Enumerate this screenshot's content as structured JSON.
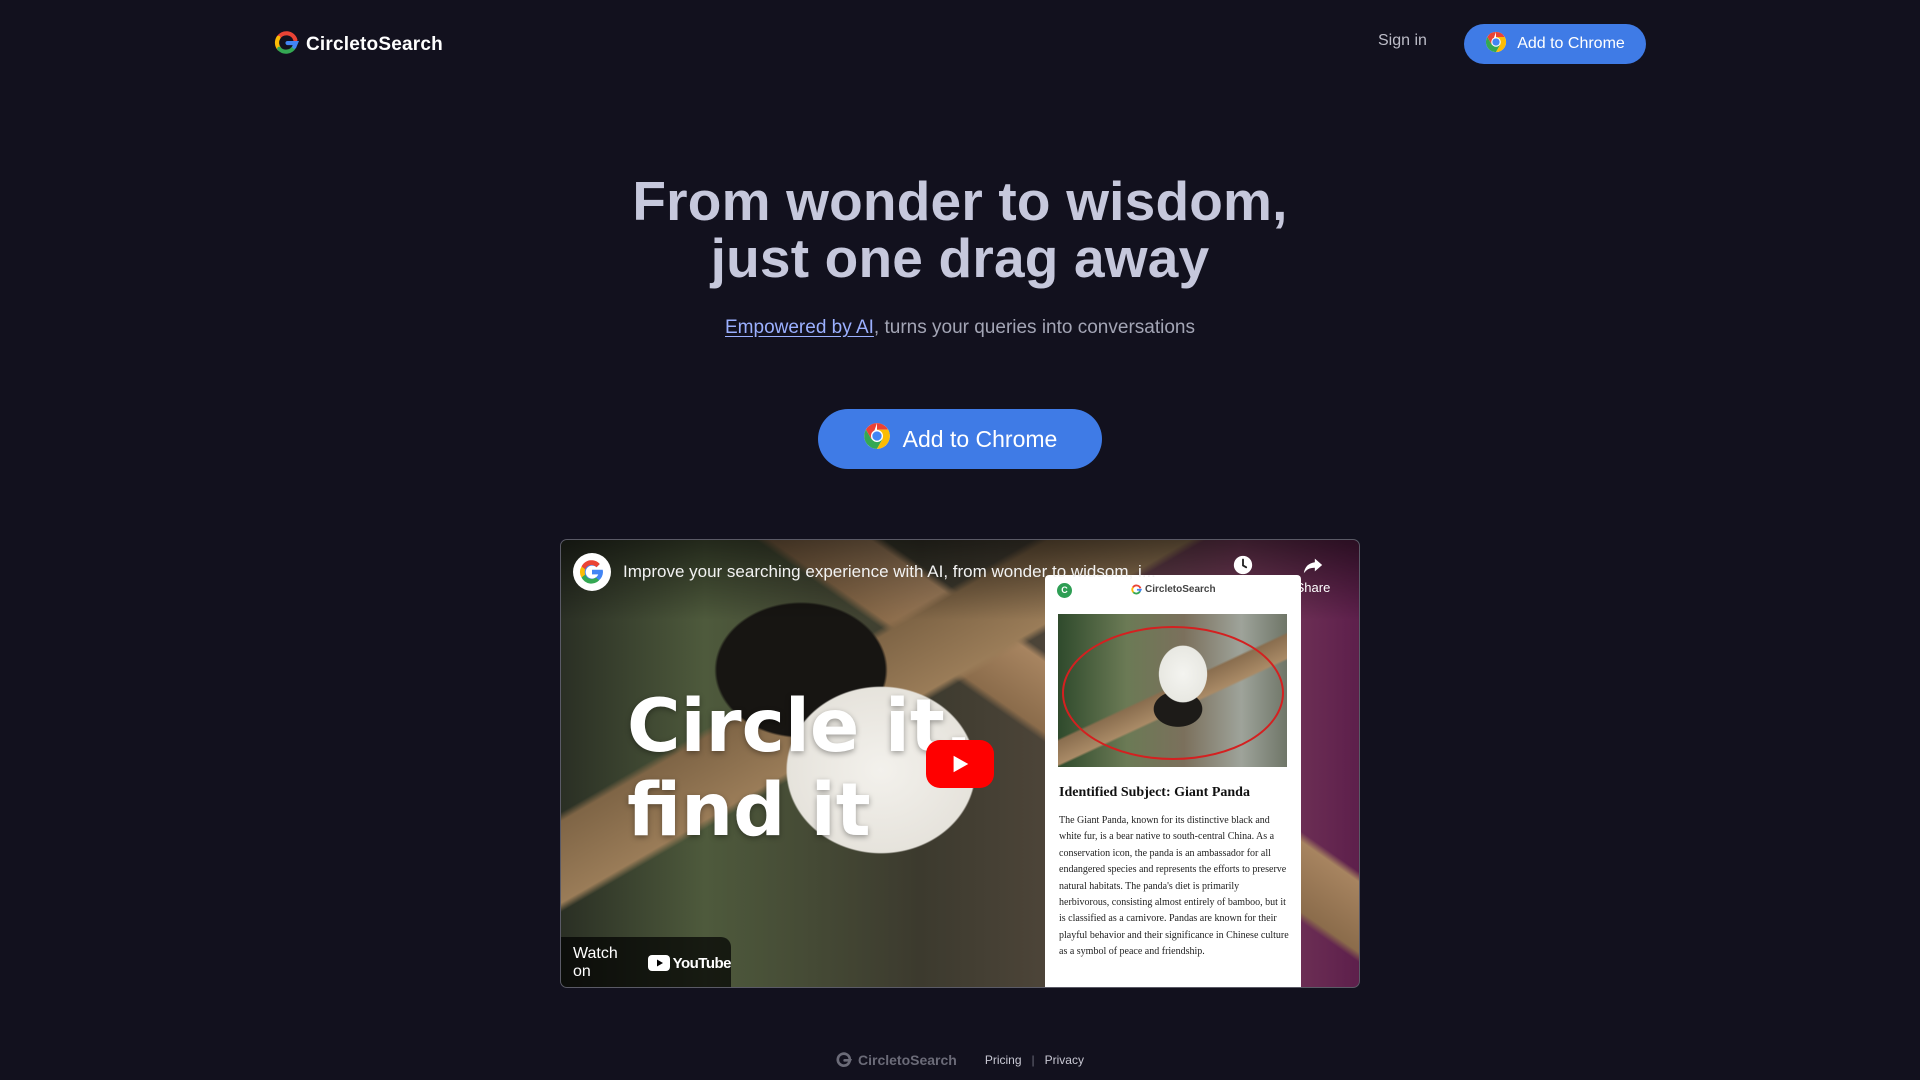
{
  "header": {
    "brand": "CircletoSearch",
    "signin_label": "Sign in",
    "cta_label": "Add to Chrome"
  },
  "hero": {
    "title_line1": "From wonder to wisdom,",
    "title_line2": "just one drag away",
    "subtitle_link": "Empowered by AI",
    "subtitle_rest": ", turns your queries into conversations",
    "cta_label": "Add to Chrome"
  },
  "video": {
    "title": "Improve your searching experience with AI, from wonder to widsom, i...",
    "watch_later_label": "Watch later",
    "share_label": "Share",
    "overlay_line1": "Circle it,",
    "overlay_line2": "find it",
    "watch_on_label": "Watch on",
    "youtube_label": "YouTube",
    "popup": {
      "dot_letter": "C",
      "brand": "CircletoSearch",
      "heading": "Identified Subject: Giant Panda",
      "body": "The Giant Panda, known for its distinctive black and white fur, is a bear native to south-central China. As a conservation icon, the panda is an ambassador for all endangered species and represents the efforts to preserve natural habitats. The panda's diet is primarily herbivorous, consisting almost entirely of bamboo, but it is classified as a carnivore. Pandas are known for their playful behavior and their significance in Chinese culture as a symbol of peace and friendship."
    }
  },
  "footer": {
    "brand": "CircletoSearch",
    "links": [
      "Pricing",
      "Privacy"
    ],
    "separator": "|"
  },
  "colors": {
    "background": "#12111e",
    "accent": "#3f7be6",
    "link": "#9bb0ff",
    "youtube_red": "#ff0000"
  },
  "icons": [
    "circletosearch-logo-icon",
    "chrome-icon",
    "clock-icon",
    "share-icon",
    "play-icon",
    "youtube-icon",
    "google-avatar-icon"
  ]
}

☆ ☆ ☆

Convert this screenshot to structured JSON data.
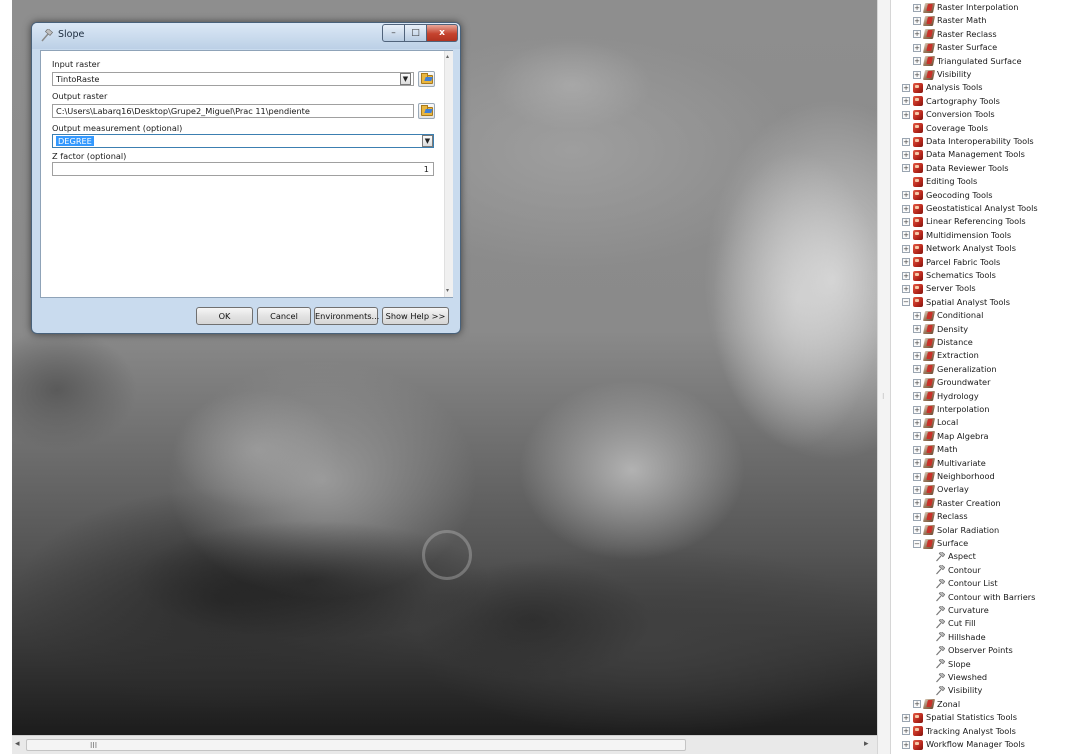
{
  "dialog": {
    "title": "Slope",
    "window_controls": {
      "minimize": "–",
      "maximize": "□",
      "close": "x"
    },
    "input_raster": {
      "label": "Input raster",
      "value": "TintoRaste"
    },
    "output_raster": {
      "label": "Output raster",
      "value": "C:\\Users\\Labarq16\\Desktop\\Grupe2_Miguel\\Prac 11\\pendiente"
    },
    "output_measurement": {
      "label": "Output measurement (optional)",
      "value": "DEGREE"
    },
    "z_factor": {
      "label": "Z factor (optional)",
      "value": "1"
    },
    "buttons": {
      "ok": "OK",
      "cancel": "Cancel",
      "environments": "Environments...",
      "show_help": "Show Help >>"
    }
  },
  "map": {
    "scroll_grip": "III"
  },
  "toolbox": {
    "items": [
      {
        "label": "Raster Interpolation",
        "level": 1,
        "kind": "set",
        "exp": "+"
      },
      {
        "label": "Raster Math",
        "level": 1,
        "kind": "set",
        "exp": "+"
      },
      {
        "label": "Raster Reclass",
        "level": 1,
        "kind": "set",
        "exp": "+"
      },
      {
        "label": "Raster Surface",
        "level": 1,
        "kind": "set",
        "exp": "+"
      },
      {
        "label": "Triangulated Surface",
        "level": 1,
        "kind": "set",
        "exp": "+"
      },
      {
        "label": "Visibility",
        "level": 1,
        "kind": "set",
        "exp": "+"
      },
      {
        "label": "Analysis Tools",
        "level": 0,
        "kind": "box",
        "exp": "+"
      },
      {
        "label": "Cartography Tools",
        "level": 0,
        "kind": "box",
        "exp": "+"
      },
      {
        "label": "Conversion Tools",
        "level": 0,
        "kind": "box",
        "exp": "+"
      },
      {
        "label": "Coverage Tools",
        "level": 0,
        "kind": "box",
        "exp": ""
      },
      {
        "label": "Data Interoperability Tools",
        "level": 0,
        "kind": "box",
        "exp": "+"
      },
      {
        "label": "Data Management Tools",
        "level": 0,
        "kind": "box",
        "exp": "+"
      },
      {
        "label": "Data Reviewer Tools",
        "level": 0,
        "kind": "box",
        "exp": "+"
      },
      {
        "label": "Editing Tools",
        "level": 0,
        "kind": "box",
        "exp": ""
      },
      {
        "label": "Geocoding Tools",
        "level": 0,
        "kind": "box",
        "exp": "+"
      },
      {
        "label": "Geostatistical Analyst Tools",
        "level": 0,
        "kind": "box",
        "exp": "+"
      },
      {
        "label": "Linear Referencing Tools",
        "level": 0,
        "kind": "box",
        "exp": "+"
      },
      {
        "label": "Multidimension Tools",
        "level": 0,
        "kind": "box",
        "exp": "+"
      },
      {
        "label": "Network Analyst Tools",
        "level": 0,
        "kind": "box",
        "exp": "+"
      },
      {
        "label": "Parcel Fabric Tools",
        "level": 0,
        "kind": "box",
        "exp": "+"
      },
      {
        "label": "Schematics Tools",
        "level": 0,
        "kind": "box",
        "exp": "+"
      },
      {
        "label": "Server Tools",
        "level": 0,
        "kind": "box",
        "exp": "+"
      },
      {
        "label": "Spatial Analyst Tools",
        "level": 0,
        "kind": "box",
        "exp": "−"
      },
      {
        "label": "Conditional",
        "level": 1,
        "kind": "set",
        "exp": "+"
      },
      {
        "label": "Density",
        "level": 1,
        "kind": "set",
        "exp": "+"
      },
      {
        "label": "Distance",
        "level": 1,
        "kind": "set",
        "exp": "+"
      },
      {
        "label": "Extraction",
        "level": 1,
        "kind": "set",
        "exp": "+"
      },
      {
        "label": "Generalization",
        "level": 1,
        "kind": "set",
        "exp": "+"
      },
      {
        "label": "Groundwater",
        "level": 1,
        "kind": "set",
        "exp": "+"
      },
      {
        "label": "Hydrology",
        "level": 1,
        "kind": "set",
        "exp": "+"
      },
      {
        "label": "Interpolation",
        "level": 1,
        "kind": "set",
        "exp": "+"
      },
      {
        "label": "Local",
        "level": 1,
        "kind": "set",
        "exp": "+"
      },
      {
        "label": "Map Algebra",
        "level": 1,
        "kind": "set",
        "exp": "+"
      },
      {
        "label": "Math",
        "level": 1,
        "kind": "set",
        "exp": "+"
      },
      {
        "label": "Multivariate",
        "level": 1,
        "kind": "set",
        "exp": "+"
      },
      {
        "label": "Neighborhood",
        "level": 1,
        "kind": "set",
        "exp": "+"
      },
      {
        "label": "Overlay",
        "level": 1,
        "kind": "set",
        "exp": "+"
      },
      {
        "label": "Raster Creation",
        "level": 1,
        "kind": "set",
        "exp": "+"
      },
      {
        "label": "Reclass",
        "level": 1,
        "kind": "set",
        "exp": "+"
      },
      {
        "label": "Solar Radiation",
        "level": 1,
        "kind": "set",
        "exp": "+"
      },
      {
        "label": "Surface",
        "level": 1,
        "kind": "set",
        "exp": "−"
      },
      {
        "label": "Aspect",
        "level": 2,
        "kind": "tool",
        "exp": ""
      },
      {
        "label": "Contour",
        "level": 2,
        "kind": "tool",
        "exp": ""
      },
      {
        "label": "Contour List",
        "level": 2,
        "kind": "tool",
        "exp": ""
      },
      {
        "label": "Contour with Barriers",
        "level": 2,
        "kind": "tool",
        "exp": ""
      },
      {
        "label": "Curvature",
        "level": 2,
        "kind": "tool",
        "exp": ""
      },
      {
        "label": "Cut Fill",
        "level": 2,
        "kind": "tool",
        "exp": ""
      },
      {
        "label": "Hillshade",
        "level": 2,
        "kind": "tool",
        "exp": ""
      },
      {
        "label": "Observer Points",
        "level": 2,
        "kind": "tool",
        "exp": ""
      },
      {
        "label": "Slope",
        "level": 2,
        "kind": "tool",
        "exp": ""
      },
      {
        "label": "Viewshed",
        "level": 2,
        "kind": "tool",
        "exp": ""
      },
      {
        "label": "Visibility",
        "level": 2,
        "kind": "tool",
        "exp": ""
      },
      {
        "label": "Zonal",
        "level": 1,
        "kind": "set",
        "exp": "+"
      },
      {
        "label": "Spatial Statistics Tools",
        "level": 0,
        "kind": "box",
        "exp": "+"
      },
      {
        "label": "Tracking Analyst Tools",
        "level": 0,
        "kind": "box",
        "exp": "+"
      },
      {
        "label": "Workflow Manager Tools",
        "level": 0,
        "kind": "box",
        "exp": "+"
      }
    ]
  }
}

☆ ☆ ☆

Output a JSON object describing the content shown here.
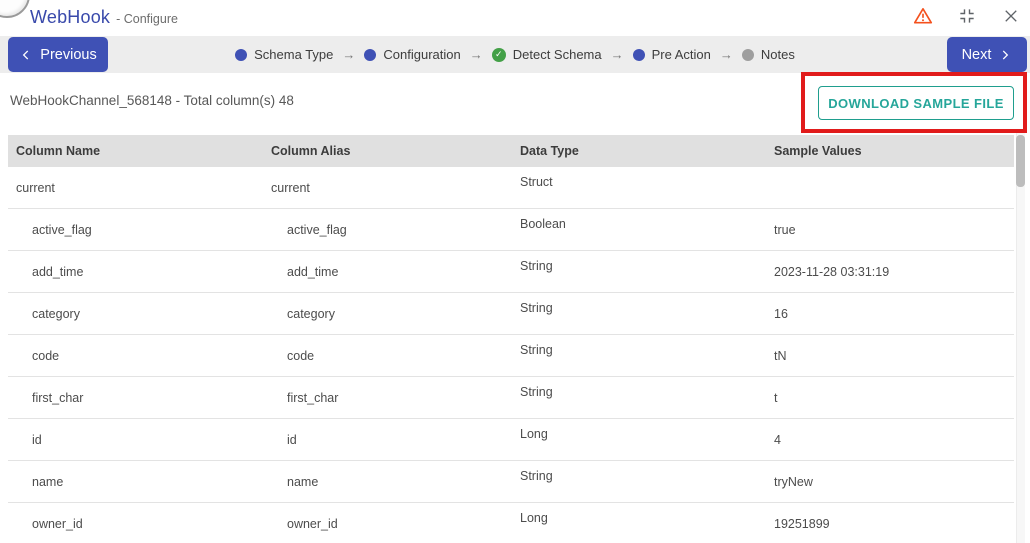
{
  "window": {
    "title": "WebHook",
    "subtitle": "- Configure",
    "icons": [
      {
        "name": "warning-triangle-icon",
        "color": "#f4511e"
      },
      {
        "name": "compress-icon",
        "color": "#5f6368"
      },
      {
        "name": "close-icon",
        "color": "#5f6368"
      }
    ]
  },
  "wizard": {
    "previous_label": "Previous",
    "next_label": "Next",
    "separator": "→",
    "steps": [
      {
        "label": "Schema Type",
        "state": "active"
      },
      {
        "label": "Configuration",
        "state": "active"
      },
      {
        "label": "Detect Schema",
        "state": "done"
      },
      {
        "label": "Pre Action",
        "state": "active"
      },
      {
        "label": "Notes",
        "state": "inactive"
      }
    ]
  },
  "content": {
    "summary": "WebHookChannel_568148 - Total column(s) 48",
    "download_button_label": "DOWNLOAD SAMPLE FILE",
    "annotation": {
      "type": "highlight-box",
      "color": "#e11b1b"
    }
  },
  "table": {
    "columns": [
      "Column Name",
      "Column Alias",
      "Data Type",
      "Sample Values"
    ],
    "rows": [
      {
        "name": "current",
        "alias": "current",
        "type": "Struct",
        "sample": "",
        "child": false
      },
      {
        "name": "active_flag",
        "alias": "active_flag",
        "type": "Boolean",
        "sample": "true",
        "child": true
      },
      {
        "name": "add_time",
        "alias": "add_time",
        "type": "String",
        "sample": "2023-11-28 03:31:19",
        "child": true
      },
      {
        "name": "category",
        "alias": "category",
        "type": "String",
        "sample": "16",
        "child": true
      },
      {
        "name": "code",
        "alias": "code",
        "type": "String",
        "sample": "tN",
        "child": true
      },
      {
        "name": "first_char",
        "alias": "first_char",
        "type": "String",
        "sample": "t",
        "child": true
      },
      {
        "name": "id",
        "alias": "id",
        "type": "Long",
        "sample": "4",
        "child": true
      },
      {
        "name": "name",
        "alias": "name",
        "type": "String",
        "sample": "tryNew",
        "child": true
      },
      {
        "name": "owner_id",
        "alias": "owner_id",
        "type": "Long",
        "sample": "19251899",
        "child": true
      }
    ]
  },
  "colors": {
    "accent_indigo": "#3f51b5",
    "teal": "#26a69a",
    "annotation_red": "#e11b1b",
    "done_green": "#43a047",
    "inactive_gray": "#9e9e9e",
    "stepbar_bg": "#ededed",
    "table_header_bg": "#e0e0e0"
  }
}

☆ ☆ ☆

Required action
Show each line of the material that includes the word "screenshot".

Finished task
Enumerate this screenshot's content as structured JSON.
Convert this screenshot to structured JSON data.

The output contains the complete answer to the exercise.